Barnet Council has set up a Future Shape fund, but many other parallel place projects, including Making Cambridgeshire Count, were funded by regional improvement and efficiency partnerships (RIEPs). The money is limited however and Cambridgeshire, like many places, is planning for the next steps.
Mr Bowman said: “We are very much continuing, and have identified seven different project strands to pursue. Some of them we can do without too much resource, but others will need funding, and we are looking at what additional support is available.”
Grasping the agenda
The message from the parallel places seems to be not to wait to be told or given money to take a Total Place approach. Total Place was always meant to be an organic process: it was defined by the different directions the pilots and parallel places took it.
The same will be true of its lasting impact – it will largely depend on the willingness of local government and partners to grasp the agenda and develop their own version of it. An already considerable source of information and experience continues to grow, and other places can benefit from it. “Don’t be proud, look for help, whether it is financial help, or just finding out what a place has done and found,” added Mr Bowman.

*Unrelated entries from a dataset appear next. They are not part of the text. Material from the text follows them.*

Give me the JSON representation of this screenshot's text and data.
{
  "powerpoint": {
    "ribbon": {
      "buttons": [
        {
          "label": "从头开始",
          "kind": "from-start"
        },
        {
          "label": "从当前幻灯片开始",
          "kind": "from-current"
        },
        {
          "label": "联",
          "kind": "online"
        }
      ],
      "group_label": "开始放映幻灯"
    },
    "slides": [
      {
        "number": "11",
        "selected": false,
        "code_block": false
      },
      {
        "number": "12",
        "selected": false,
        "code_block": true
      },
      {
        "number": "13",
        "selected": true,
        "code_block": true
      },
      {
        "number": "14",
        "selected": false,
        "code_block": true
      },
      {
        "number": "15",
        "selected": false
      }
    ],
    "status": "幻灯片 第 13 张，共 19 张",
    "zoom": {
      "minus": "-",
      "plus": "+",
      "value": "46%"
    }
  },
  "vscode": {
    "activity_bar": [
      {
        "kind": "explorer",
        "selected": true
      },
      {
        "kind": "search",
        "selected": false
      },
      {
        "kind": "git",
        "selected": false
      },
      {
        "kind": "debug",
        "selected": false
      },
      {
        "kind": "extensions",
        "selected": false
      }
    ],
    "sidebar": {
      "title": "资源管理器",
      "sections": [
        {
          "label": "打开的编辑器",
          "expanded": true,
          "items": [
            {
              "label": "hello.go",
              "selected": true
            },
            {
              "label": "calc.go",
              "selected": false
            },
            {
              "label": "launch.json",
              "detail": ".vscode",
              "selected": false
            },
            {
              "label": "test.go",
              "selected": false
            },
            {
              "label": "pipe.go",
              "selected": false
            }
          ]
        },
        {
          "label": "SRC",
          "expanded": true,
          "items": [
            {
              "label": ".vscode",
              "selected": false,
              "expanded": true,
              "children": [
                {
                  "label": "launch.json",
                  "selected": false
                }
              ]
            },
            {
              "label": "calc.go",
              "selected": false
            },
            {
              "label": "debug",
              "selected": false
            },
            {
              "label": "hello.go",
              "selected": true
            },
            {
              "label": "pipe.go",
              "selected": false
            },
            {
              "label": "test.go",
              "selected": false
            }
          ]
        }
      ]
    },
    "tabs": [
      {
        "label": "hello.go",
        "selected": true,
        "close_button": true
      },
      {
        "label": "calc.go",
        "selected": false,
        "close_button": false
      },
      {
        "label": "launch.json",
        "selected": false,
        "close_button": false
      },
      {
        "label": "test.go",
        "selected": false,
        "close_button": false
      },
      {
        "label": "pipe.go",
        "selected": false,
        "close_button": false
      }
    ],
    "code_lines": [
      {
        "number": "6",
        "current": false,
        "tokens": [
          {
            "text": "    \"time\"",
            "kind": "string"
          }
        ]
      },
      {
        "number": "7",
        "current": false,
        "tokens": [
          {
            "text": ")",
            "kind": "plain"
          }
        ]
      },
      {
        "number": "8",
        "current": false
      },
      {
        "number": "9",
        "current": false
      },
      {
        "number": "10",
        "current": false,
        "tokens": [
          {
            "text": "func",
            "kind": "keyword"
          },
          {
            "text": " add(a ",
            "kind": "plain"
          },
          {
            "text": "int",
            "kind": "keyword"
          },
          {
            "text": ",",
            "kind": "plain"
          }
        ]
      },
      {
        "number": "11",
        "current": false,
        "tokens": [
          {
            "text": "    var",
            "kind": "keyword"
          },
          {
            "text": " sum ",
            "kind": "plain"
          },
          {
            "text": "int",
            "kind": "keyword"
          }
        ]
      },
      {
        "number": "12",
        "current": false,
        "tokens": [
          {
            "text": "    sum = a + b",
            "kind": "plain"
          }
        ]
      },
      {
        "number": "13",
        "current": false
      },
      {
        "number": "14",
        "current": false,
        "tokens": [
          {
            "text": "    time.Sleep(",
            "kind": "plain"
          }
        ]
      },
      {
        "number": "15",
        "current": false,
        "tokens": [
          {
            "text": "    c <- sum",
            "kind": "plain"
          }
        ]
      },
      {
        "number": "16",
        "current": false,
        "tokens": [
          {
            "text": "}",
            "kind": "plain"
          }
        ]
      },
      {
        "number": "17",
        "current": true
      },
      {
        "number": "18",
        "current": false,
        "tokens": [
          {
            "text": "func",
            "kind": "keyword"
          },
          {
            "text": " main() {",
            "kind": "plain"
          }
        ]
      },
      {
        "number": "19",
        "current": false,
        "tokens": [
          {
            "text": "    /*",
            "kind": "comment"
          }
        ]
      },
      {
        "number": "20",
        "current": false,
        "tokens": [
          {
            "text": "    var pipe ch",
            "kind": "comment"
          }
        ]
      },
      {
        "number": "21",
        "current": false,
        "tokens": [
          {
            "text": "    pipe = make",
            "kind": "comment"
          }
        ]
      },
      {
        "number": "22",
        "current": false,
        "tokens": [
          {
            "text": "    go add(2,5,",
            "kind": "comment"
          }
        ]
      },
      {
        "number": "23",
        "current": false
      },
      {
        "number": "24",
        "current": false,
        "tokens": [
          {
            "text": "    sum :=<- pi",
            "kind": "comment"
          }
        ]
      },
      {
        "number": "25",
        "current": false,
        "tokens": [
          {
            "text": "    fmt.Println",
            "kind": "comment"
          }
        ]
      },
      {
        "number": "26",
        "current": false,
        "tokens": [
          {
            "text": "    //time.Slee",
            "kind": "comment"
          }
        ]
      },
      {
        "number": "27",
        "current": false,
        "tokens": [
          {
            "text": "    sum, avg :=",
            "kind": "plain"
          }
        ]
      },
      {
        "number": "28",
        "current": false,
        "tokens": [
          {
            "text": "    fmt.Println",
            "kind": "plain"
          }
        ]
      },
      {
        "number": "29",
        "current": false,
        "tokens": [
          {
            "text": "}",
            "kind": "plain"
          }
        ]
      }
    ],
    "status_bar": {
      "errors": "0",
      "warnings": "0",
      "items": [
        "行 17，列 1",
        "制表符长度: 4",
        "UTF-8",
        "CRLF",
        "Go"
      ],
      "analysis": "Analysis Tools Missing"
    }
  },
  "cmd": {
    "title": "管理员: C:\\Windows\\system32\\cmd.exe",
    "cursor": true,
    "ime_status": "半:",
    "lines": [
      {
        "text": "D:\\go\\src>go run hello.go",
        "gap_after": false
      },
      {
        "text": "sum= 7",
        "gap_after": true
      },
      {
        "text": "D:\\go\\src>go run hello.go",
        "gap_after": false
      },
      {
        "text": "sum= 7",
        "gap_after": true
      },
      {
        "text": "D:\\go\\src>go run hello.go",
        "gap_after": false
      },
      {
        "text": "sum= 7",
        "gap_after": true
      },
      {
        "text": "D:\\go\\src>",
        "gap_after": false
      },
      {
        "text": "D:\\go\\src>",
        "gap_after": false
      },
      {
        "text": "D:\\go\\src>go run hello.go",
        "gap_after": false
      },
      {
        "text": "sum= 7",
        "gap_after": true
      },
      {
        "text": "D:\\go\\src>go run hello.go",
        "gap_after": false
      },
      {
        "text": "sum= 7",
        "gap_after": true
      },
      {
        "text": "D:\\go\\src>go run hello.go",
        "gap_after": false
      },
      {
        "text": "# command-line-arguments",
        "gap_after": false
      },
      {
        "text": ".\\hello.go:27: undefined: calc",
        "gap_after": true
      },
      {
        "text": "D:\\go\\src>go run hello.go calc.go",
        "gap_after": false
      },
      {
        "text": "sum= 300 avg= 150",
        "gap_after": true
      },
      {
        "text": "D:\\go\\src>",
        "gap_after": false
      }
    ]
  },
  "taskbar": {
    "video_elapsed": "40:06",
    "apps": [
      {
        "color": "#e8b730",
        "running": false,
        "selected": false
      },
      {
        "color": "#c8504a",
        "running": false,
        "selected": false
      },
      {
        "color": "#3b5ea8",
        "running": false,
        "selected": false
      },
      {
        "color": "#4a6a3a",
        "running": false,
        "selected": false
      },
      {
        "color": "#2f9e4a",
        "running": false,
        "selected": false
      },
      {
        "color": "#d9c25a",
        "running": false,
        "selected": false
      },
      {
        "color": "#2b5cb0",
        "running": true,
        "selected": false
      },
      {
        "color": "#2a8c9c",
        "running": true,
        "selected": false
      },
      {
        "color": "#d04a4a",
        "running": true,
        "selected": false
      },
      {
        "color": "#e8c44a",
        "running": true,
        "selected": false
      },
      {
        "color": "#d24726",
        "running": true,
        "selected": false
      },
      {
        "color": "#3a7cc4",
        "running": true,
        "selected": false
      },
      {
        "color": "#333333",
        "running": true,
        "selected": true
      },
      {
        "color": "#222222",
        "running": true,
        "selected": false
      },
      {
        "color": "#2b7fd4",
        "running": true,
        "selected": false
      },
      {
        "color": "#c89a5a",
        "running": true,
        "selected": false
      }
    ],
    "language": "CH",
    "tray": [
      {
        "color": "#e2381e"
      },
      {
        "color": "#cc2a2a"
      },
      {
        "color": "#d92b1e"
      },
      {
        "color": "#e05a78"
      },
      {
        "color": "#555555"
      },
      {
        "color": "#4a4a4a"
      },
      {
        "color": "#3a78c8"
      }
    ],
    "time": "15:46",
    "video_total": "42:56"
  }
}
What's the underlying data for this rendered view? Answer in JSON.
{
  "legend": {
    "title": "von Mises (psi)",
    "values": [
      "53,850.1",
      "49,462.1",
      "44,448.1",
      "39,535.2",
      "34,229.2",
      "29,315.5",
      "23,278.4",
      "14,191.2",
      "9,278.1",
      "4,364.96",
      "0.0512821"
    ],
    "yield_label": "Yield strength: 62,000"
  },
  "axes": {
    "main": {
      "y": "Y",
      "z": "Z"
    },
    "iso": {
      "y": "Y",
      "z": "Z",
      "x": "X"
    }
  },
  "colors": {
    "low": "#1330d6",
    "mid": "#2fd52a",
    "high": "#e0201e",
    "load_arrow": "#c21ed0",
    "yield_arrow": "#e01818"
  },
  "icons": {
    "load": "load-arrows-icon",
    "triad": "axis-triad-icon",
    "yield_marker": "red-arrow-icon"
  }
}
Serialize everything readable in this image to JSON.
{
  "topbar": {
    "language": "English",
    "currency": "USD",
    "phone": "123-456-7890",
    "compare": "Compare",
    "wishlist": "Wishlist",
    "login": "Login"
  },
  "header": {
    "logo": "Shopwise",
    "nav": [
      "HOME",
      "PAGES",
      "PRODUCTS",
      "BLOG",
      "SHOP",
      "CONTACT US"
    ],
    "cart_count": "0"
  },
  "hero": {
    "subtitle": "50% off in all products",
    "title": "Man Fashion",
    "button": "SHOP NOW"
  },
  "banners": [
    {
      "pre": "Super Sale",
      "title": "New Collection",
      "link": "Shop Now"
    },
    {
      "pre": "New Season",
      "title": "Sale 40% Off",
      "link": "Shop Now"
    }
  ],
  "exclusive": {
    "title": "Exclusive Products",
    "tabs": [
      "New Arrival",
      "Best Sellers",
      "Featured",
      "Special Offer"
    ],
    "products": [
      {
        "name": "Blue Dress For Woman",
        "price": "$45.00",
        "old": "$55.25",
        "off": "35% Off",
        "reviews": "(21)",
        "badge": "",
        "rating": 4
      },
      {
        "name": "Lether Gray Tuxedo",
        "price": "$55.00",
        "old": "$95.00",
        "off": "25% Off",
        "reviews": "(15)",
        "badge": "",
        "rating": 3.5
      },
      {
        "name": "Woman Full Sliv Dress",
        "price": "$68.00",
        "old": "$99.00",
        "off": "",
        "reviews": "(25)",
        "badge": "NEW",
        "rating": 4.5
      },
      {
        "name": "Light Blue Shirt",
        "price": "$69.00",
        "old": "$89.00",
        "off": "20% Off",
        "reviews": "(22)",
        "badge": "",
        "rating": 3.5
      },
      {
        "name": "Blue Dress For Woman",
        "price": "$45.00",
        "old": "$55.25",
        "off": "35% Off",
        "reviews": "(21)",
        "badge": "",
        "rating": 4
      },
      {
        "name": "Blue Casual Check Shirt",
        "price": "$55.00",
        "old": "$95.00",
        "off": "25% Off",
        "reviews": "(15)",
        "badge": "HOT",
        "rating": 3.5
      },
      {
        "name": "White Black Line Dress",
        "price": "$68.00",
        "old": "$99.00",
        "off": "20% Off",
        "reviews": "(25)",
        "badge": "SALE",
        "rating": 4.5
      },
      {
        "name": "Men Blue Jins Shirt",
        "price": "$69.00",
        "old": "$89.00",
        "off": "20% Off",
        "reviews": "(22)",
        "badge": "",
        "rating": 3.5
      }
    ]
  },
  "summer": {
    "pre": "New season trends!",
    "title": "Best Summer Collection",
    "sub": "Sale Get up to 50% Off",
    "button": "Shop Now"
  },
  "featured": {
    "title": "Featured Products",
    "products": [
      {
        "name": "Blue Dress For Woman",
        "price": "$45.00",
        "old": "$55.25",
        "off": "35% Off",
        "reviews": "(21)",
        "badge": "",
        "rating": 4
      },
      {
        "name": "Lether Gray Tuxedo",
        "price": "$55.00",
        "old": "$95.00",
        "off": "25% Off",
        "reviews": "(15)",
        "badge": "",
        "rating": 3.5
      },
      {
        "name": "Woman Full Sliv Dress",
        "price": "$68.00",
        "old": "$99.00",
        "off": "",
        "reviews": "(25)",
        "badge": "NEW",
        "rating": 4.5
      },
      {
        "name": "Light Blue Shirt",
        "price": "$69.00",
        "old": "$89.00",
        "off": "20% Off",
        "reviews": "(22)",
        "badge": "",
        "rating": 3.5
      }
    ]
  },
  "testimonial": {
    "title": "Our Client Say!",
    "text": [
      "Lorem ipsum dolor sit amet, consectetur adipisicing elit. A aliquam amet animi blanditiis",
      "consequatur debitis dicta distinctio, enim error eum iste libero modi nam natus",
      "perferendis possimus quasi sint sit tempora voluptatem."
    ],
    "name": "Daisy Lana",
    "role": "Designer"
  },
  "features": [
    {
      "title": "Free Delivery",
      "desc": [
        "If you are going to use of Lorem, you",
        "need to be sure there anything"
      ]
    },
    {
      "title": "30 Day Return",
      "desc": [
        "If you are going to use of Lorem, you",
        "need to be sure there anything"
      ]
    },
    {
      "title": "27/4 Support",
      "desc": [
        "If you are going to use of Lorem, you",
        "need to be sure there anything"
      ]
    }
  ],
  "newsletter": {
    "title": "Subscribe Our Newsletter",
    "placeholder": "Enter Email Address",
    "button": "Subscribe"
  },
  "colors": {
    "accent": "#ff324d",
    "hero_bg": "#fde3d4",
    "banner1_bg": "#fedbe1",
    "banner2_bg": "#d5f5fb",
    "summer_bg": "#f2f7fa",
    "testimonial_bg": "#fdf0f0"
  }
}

But that will not be enough on its own. Key to implementing the lessons of Total Place will be the response from central government. Councils and partner agencies can show how redesigned services could look, and can begin to change them on a local level, but what is ultimately needed is a change within Whitehall. The pilots’ findings provide a compelling argument for change. For example, on average £7,000 is spent per head on public services, of which only £350 is discretionary spending by councils, those who know their area and people best. With more than 50 benefits available for people to claim through national and local bodies, there is a need for Whitehall to tackle the complexity issue.
The challenge to change
As varied as all the places’ reports have been, the findings consistently bear out that redesigning services around people rather than institutions requires an end to ring-fenced funding, excessive regulation and multiple performance frameworks.
Total Place has always had cross-party support, but it remains to be seen whether any government will remove the long-standing barriers that stifle local innovation.
John Atkinson, managing director of the Leadership Centre for Local Government, which is leading Total Place on behalf of the LGA Group, says government departments have all responded differently to the work so far. “One of the benefits of Total Place is that people have realised there are things they can change on their own and they are doing so. But other things require central government to let go, and we know that departments are increasingly ready to do that.”
Other challenges remain, such as the question over the governance of a radical new way of delivering public services. But Mr Atkinson has no doubt that what the project has set in motion will continue. “It will carry on, and grow. The next stage will see it broadening and deepening, with more people becoming involved and planning how to take it forward.”